Responding to Tulinov’s assertion that “going long” may be the best alternative, Tackney agreed that trading actively now in Russian assets will likely get you “chopped up”; it’s best to stick to high quality names that don’t need access to the foreign debt market in the coming year. A “counter-cyclical trading policy” where one buys when the market sells off and sells if there’s an appreciation may also work well.
Jamie Boucher (Skadden, Arps, Slate, Meagher & Flom) provided some color on the sanctions front, which she categorized as “uncertainty, layered with the current aggressive enforcement environment”. The BNP $9 billion penalty was illustrative of how financial institutions can be hit hard with sanctions risks. “Bank management tolerance for risk is not zero; it is below zero,” she commented. She viewed the OFAC sectoral sanctions as unusual in that policymakers were using sanctions in new ways and treading new ground, thus opening up for interpretation every word in the directives. The US political environment with a President that has two years left in office, a Senate Foreign Relations Committee that is considering even more aggressive legislation (akin to sanctions on Iran and Cuba) and an Administration that owes Congress a report on its strategy in the Ukraine all contribute to the present uncertainties and challenges.
Given the skyrocketing compliance costs (which include a high burden of proof) that banks face while they attempt to navigate the US and EU regulations (which are different, as are the sanctions applications even within the EU countries), it is no wonder that investors may have such a low risk tolerance and many sit on the sidelines.
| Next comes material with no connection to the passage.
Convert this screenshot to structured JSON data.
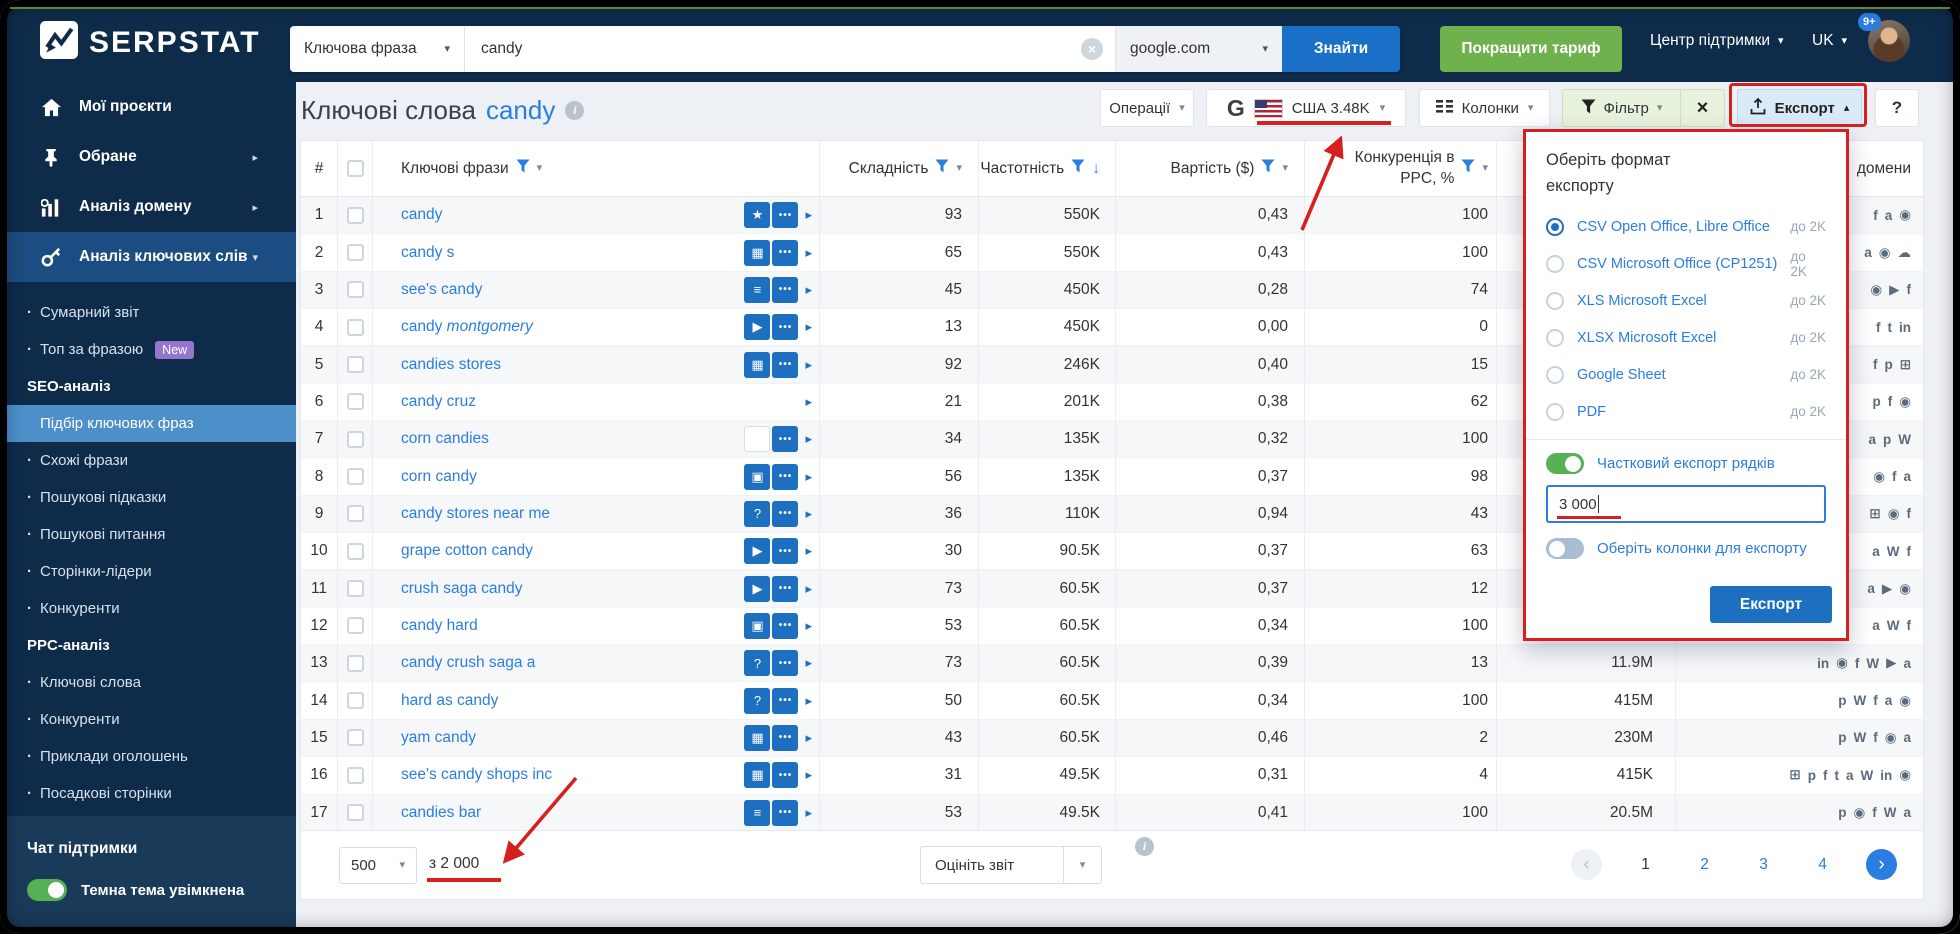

Dmitri Petrov (Nomura International plc) discussed the macro and bond market implications of a Ukraine restructuring by listing three possible scenarios for the current crisis: (1) a Chechnya scenario, where Ukraine retakes control of its territories and provides fiscal investment into rebuilding the area, (2) a Yugoslavia scenario, where there is further involvement by others as no mutually acceptable government in Kiev is found and (3) a “frozen conflict” scenario, his base case, with uncertain timing.
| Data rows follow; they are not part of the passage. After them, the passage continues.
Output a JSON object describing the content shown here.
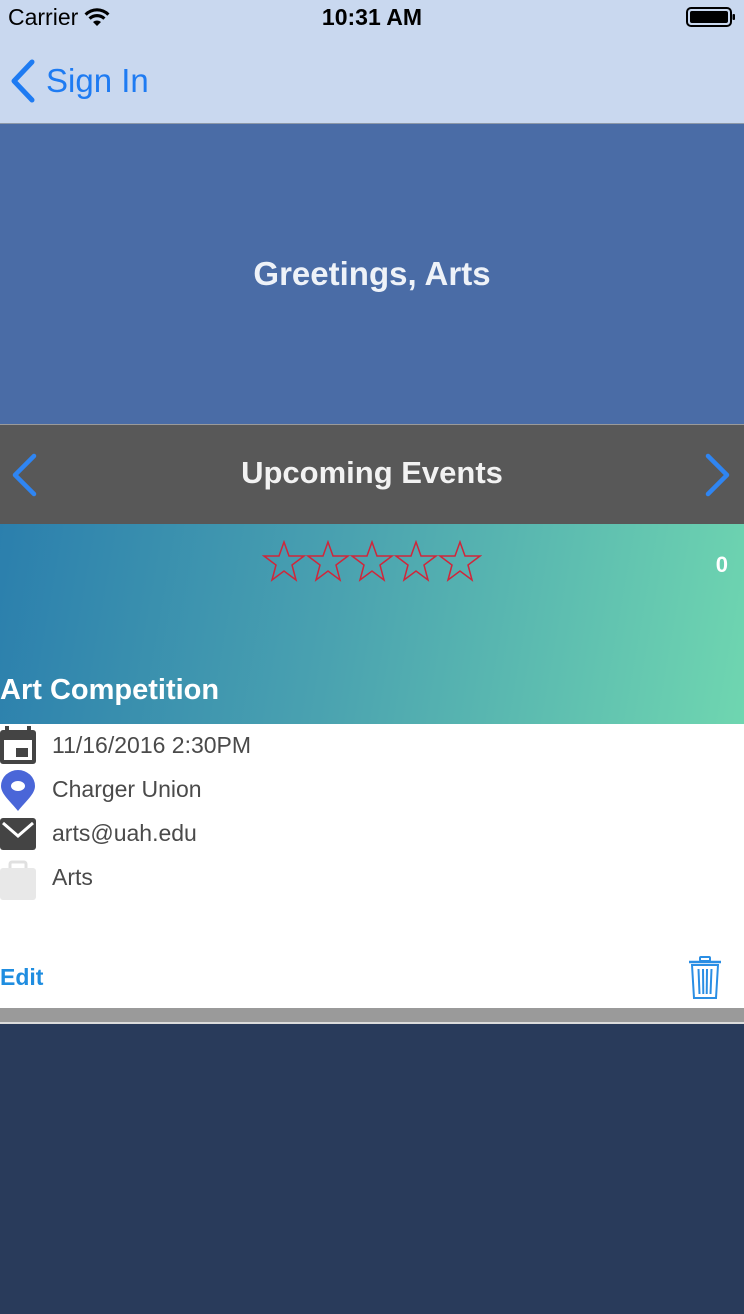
{
  "status_bar": {
    "carrier": "Carrier",
    "time": "10:31 AM"
  },
  "nav": {
    "back_label": "Sign In"
  },
  "greeting": {
    "text": "Greetings, Arts"
  },
  "events_bar": {
    "title": "Upcoming Events"
  },
  "event": {
    "rating": 0,
    "max_rating": 5,
    "rating_count": "0",
    "title": "Art Competition",
    "datetime": "11/16/2016 2:30PM",
    "location": "Charger Union",
    "email": "arts@uah.edu",
    "organization": "Arts",
    "edit_label": "Edit"
  },
  "colors": {
    "accent": "#1e7bf2",
    "greeting_bg": "#4a6ca6",
    "events_bar_bg": "#585858",
    "star_outline": "#d0263a",
    "bottom_bg": "#293b5b"
  },
  "icons": {
    "back": "chevron-left-icon",
    "prev": "chevron-left-icon",
    "next": "chevron-right-icon",
    "star": "star-outline-icon",
    "calendar": "calendar-icon",
    "location": "map-pin-icon",
    "email": "envelope-icon",
    "organization": "briefcase-icon",
    "delete": "trash-icon"
  }
}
He posited that most of the adjustments already occurred even if the GDP numbers are not reflective of those adjustments. There will be impacts on inflation, dependent on when the conflict ends, but the economy will stabilize at some point. The short-term scenario includes talks of a restructuring and negotiation with the IMF, while the longer-term scenario includes ongoing conflict. Petrov was more confident on debt re-profiling, given the need to reduce the coupon, but the recent devaluation changed the framework and it’s unclear what investors will demand. The longer-term outlook remains uncertain and this is unlikely to be the last restructuring. He predicted a 1% possibility for full repayment and a 70% possibility of some form of reprofiling. In reality, restructuring with a 25% discount in principal is required to make the debt sustainable and acceptable to investors. Default was also a possibility.
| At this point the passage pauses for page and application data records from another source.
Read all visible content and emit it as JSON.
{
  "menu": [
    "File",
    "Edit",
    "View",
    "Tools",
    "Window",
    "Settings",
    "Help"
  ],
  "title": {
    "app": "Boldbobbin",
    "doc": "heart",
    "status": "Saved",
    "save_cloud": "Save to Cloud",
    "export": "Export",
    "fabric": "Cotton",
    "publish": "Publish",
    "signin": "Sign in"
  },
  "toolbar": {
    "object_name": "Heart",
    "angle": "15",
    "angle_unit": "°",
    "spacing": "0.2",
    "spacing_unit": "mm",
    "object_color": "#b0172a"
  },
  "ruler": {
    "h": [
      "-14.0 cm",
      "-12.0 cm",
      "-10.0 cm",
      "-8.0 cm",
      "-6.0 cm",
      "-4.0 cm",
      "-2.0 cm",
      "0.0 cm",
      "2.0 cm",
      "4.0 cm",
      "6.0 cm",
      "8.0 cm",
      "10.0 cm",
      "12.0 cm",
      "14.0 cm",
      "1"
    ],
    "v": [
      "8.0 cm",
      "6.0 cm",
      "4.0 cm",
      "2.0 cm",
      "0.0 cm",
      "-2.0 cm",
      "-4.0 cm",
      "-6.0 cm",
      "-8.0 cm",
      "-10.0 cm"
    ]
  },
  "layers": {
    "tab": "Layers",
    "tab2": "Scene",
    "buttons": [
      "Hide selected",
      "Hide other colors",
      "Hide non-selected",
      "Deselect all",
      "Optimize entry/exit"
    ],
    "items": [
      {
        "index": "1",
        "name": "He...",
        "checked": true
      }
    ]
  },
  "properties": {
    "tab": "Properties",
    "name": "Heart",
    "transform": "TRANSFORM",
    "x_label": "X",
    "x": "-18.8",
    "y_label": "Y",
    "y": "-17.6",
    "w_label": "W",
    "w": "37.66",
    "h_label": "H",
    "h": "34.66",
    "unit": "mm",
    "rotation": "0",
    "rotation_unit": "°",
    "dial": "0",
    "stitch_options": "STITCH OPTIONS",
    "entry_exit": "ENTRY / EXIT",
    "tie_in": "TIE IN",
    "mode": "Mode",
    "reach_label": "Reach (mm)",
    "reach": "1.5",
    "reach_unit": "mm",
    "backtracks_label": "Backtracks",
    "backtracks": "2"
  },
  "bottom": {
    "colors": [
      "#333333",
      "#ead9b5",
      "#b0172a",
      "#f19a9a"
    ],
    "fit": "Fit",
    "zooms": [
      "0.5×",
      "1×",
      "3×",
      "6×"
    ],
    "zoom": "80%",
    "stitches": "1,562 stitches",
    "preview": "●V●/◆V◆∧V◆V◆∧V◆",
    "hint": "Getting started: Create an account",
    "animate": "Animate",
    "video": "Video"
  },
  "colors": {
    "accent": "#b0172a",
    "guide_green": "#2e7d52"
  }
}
At the Q&A session, Boucher reminded the audience that it was easier to impose sanctions than remove them and that cutting off Russia from SWIFT was a major escalation relating to the stability of its banking system, so the US was likely to use other, less draconian measures.
Tulinov concluded that “the road to restoration of Russia’s investment attractiveness and market confidence is a long one, but hopefully successful if taken in small steps”.